By Krixia Subingsubing
Banning buses and jeepneys after the national capital shifts to a general community quarantine (GCQ) will be “catastrophic” for an economy on the verge of a crisis, a transport economist warned on Wednesday.
Jedd Ugay, chair of the commuter group Altmobility PH, was reacting to a recommendation made on Tuesday by the 17 mayors comprising the Metro Manila Council to relax quarantine regulations but continue to restrict public transportation in the nation’s political and economic center.
“We think it’s a catastrophic level because it’s an impending economic crisis,” Ugay told the Inquirer.

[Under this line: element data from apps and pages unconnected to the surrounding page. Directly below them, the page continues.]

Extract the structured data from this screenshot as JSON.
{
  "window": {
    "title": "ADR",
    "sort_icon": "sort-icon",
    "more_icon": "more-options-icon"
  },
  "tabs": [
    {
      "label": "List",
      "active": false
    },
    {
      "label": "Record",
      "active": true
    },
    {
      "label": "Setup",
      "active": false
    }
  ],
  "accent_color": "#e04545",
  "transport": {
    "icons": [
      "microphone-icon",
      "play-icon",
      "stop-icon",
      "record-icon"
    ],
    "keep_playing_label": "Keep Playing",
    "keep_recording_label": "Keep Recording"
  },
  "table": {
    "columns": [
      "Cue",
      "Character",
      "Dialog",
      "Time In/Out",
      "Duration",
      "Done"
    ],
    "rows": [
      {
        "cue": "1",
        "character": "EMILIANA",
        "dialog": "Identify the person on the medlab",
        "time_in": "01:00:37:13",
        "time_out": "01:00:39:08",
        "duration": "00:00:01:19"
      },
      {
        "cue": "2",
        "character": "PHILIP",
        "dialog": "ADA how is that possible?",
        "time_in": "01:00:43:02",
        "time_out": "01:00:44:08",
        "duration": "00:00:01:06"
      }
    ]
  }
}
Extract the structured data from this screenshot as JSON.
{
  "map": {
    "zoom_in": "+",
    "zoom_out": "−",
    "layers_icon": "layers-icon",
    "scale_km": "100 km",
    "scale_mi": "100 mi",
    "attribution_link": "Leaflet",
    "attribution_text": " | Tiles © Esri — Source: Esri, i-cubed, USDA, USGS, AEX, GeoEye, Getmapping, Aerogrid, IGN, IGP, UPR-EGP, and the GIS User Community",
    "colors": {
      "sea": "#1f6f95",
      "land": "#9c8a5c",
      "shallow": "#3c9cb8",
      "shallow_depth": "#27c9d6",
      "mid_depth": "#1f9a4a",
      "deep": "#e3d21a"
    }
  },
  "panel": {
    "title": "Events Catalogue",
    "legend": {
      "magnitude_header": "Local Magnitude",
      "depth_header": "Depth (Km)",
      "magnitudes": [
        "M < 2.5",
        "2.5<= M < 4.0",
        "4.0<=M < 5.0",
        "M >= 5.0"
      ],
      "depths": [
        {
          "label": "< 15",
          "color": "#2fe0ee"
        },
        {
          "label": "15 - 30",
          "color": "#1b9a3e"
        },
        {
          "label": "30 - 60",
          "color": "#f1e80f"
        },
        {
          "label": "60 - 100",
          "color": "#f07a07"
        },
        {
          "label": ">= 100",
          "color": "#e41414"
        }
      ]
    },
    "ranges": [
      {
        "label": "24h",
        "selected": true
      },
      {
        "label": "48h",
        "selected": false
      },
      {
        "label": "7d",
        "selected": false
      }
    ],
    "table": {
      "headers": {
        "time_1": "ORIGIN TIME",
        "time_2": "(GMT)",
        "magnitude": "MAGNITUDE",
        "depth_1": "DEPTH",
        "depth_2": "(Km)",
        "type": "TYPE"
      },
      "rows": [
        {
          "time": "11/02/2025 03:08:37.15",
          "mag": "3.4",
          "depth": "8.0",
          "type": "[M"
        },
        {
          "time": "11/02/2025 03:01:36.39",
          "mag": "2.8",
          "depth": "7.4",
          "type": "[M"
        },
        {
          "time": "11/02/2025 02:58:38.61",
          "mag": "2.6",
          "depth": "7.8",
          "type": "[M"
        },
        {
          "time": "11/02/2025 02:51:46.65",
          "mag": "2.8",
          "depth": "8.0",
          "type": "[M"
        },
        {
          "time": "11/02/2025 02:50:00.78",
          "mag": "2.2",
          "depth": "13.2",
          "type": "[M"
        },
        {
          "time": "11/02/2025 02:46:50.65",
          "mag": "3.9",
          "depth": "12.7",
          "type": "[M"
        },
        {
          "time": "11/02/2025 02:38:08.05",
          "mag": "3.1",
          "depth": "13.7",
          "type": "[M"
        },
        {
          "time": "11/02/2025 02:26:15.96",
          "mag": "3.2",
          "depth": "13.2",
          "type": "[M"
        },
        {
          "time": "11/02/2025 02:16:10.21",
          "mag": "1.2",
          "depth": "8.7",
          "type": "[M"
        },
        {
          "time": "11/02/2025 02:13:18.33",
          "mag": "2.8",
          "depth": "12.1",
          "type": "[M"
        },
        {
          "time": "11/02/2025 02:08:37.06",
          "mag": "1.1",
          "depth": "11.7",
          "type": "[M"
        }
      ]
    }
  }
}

“You cannot resume the economy without mobility. If there is no public transport and no dedication for active transport, many will lose their jobs or suffer wage cuts because they would be coming in late for work,” he said.
“In terms of the gross domestic product, a big chunk of productivity will be lost, and of course there will also be the issue of income inequality because many will lose their jobs,” Ugay said. “The poor will again be vulnerable in this situation.”
Ugay cited a study by Moveasone, a nationwide transport coalition, that said around 1.49 million people would be affected by the lack of public transport in Metro Manila. About 20 percent, or 298,800, stand to lose their jobs permanently because of restricted mobility.
That would result in P504 million in economic losses per day, according to the study. This doesn’t even take into account the 107,309 transport-related jobs (bus and jeepney drivers, among others), that could be lost because of the ban, Ugay said.
These are just conservative assumptions, he warned.
The full report in today’s issue of the Philippine Day Inquirer